Your Highness, a delightfully puerile quasi-medieval stoner comedy, predates McBride’s current wave of success.

“David and I used to play this stupid games between takes on the set of All the Real Girls,” recalls the actor. “He’d come up with a title and I’d come up with a stupid plot. So that’s Your Highness.It’s about this loser prince who can’t compete with his heroic brother.”

As ever, the project’s demotic use of language falls somewhere between high art and pissing contest. Bongs are passed. Inappropriate body parts are rubbed. A Minotaur is slain.

“That was the first idea David had: ‘I want you to kill a Minotaur, then chop off its dick and wear it for the rest of the movie.’ In the script that was 20 pages of me wearing a dick. But on the shoot that translated into me wearing that nasty thing for a month. You lean over your plate and bang. Damn thing’s in your soup again.”

Hang on a second. Can this really be David Gordon Green, the same guy who directed the sublime, unbearably poignant George Washington? How on Earth has he drifted in to stoner comedies?

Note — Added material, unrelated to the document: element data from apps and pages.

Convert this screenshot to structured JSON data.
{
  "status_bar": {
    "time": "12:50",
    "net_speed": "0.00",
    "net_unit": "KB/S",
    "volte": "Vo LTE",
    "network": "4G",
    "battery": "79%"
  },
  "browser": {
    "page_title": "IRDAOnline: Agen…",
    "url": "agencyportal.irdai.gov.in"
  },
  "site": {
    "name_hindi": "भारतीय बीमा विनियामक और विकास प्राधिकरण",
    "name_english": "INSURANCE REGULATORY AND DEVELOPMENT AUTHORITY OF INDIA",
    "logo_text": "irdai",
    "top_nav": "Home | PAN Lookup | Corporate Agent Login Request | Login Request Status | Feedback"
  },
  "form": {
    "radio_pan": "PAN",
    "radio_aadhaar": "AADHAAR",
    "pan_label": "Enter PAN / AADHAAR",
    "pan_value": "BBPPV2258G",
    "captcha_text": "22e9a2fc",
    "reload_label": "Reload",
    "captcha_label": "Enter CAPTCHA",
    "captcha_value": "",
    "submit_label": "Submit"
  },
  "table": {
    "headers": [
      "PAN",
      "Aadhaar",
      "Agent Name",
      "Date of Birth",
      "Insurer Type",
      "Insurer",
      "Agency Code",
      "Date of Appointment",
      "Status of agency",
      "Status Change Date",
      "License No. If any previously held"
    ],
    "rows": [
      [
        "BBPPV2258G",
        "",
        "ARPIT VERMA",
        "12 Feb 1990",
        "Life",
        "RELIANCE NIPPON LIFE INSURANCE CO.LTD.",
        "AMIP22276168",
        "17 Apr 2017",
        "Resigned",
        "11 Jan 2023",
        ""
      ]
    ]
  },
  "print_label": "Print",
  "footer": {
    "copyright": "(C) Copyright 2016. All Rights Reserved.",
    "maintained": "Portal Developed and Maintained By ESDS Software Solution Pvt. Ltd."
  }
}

“You haven’t seen anything from that guy yet. He’s doing a remake of Suspiria with Natalie. He’s developing westerns. He’s somebody like Altman. He’s heading out all over the fucking map.”

Unlike many of their erstwhile Frat Packand Team Apatowcollaborators, McBride and company are happy to give their female lead something to do.

“Natalie is awesome. She did something that’s really tricky to do. She’s standing around with all these jerks doing really dirty things, and she’s playing this whole other comic movie. She stays the course.”

McBride lived in Northern Ireland for the six-month shoot. His father’s family is from Tyrone, and he says he felt right at home.

“I became a local, totally,” says the 34-year-old. “It was awesome. I’ve been on so many locations, and Belfast is by far the best stop in the world. The people are fucking great. The crew are awesome. The countryside is beautiful. We were able to do all this Lord of the Rings shit without needing millions for CGI. That stuff is there. And it feels like a place where people want to party.”

He’s liking his new-found fame, he says. He doesn’t even mind it when fans come up to quote cherished McBride obscenities.

“I get the ‘thug life’ thing from Pineapple Expressa lot. I get ‘big-ass titties’ from Tropic Thunderand I get ‘you’re fucking out’ from Eastbound and Downall the time. It’s funny, except when you’re out with your parents at a fancy restaurant. It’s crazy. They walk out of those movies so proud of me. But they’d never have allowed me to watch shit like that. I still don’t cuss in front of them.”